Manual Printing in InDesign

The process of creating printer spreads from layout spreads is called imposition. Manual imposition used to be the only way to produce your final book from InDesign. Luckily there is the “Booklet Printing” feature to make your lives easier these days.

But, sometimes this method isn’t what you need. Perhaps you want to take a PDF to a printer who doesn’t have InDesign? or the business center simply doesn’t know how to use the “Print Booklet” feature? In this case, you’ll need to manually impose your pages. The good news? It’s easier than you think!

**Before you get started, save your file as a NEW name (something like “booklet_printer_spreads.indd”). This way you still have your original file easily accessible without all the pages moved around for this process.


The Process

1. Evaluate Page Numbers

How many pages are in your booklet? In the example (below), there are 24 single pages (12 spreads). When the document is printed (on both sides) and folded – it will only be 6 pages at the printer.

Please remember that you need to make sure you have an EVEN amount of “spreads” (there are 2 pages in a spread) for the booklet to print properly. Otherwise, you won’t be able to print all your pages front to back. This means your booklet needs to be created with 4 individual pages in mind (8 pages, 12 pages, 16 pages, 20 pages, 24 pages and so on).


2. Make a Dummy

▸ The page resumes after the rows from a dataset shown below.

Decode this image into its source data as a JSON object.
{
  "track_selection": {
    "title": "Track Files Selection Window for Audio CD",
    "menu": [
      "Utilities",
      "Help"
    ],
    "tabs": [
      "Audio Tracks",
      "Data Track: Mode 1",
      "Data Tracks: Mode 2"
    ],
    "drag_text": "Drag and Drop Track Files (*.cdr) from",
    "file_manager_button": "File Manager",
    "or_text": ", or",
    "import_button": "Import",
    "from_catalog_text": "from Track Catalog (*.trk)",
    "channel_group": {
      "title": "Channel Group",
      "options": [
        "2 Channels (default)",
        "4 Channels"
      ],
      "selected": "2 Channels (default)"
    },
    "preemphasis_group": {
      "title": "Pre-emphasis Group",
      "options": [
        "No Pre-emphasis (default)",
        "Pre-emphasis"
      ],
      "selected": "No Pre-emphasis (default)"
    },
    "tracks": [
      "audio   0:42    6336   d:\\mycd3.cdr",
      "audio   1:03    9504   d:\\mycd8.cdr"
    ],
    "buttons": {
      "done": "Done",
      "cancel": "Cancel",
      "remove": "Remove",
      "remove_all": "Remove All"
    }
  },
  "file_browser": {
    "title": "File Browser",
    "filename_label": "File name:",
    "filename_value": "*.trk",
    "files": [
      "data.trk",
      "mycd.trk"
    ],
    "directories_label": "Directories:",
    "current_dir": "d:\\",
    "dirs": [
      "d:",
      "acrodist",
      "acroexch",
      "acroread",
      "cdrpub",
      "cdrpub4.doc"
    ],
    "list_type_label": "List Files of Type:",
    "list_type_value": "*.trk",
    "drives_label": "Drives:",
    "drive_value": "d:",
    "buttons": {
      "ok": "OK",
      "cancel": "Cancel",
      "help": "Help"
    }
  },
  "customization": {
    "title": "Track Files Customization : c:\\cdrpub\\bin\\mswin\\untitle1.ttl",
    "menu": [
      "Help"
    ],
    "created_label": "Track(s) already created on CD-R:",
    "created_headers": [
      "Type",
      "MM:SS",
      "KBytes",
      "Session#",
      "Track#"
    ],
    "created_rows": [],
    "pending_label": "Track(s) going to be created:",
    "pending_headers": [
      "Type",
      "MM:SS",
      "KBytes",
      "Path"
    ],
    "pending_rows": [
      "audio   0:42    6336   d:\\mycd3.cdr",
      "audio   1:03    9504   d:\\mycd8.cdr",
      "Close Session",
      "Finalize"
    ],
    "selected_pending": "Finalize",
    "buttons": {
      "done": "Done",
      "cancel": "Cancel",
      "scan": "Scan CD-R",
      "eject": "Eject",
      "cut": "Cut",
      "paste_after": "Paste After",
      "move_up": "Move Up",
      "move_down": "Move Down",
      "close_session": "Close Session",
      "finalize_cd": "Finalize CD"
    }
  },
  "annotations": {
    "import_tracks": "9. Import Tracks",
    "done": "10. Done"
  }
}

You will need to create a dummy version of your booklet to ensure you move your pages around in your InDesign document properly.

Let’s go through the process together

In keeping with the example above, grab 6 sheets of paper and stack them together. Fold the stack of sheets in half all at once to mimic the final booklet.

Number all your pages (including the covers).

Keep numbering until you’ve reached the end of your booklet with the last page being the backcover (page 24)

3. Number your pages in InDesign

Next, you will want to number all of your pages in InDesign with big giant letters. Put them on a new layer so it will be easy to delete in the end. This will help you keep track of your pages when you begin to move them around. I normally design with the cover and back cover next to each other, so this first spread (below) represents these pages side-by-side and ready for the printer. The following pages will have to be moved to enable imposition to occur.

I normally design with the cover and back cover next to each other, so this first spread (below) represents these pages side-by-side and ready for the printer. The subsequent pages of the book will need to be moved to enable imposition to occur. This is where the numbering will come in handy.


Go through the entire document and put the big clunky numbers on each page. It will be worth it in the end, I promise!

4. The matching game

Now, you will need to OPEN UP your booklet into separate the pages so that you can see what page number should be printed next to the other. You will need to go through these pages methodically (one at a time) while you match them up with your InDesign pages (via the “Pages” dialogue box).

Simply grab on the individual page, and drag it to the appropriate partner.

Manual imposition printing InDesign CC 10

Continue this throughout your document as follows.

Manual imposition printing InDesign CC 11

Manual imposition printing InDesign CC 12

Keep matching your pages until you reach the end of the document

You will know you’ve moved your pages correctly if the middle spread of your book is lined up as the last two page in InDesign (12 and 13 in this example)

Manual imposition printing InDesign CC 13

5. Delete numbers. Save. Print.

Now you can go through and delete out all the number in the InDesign document that you used for reference. If you thought ahead – and put your numbers on a different layer, you can simply “hide” the layer.

Don’t forget to Save!

Your pages can now be printed on the same sheet, folded, and collated in the appropriate order. Choose File > Export (and choose Adobe PDF). Remember to check the “spreads” box or else you’ll only get single pages.

Take your PDF to any printer/lab and print the document out of Adobe Acrobat. Print two sided. Fold. Staple at the top and bottom. Breath and relax.

How to print double sided?

Sometimes you don’t have access to a duplex printer (a printer that automatically prints front to back for you). What do you do?
Choose the “Print Odd Pages” and “Print Even Pages” options out of Acrobat. After one set is printed, flip over the pages, load it in the printer, and print the rest of the pages. For best results, print a test document to see which direction and order the pages should be added to the printer.

Manual imposition printing InDesign CC 14